In the central nervous system, oligodendrocytes produce myelin, an insulating material, which wraps around nerve axons in order to facilitate fast conduction of neural impulses. This is an especially important process during infancy, and therefore often investigated at this stage. However, how the modulation of myelination takes place after infancy is still largely unclear. Erin Gibson, David Purger, and their colleagues at the Stanford University School of Medicine (CA, USA) recently looked into the intriguing idea that postnatal myelination may be modulated by mature neurons to augment active neural circuits.
Behavioral output of myelination
Gibson and Purger investigated how neuronal activity affected the regulation of myelin-forming cells in vivo using optogenetic stimulation of the premotor cortex in mice. They then measured behavioral output with the CatWalk XT system. CatWalk XT gait analysis is based on the voluntary movement of the animal across a glass floor. Light is reflected where paws touch the floor, allowing the camera underneath to capture actual footprints. Using these images, the software calculates parameters that are derived from individual footfalls and the time and distance relationships between footfalls.
Three parameters were used in this study: swing speed (as a difference between the left and right forepaw), stride length (distance between successive paw placements), and paw intensity (degree of contact with the glass plate).
Myelination improves motor function
Four weeks after unilateral optogenetic stimulation, researchers expected to find improved motor behavioral performance of the correlating (in this case left) forelimb. Indeed, they found swing speed to be increased, with no change in either stride length and paw intensity. This was not caused by asymmetrical muscle development, as muscle mass and fiber diameter were unaffected. By pharmaceutically blocking oligodendrogenesis, myelination was prevented and the animals’ gait was also not affected, thus supporting the necessity of myelination for measured motor improvement.
This study shows that active neurons influence the process of myelination. Now, further research might unravel exactly what happens at the neuron level: is new myelin produced, or do existing sheets get bigger or thicker?
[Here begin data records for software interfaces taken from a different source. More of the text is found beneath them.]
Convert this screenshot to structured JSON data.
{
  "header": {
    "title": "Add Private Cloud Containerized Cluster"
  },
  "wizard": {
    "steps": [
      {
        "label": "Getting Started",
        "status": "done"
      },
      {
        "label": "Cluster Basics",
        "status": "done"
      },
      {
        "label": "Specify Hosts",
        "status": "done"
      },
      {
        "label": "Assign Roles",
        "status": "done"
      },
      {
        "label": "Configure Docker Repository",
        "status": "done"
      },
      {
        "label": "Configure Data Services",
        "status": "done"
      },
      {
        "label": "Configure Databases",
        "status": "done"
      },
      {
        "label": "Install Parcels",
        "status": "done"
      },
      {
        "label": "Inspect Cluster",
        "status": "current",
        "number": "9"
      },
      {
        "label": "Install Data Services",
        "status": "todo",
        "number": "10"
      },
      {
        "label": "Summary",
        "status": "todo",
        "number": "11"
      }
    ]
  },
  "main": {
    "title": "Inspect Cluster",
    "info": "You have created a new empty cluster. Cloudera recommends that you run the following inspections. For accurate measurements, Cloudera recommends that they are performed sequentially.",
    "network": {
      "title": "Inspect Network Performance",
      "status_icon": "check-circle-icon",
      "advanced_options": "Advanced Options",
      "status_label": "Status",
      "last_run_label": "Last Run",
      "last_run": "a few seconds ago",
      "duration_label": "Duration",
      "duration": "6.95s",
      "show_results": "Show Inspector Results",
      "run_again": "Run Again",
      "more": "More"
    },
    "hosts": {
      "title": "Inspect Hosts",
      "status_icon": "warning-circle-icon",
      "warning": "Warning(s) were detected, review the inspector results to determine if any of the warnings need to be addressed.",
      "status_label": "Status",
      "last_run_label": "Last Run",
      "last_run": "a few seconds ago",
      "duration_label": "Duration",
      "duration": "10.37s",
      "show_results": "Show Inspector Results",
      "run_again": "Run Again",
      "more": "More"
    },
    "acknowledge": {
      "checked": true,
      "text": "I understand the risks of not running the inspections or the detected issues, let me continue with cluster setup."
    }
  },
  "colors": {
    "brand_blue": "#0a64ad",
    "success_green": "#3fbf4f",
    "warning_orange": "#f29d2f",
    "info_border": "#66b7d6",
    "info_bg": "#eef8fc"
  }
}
These insights may prove useful in treating demyelinating disorders.
Gibson, E.M.; Purger, D.; Mount, C.W.; Goldstein, A.K.; Lin, G.L.; Wood, L.S.; Inema, I.; Miller, S.E.; Bieri, G.; Zuchero, J.B.; Barres, B.A.; Woo, P.J.; Vogel, H.; Monje, M. (2015). Neuronal activity promotes oligodendrogenesis and adaptive myelination in the mammalian brain. Science, 344(6183), 1252304.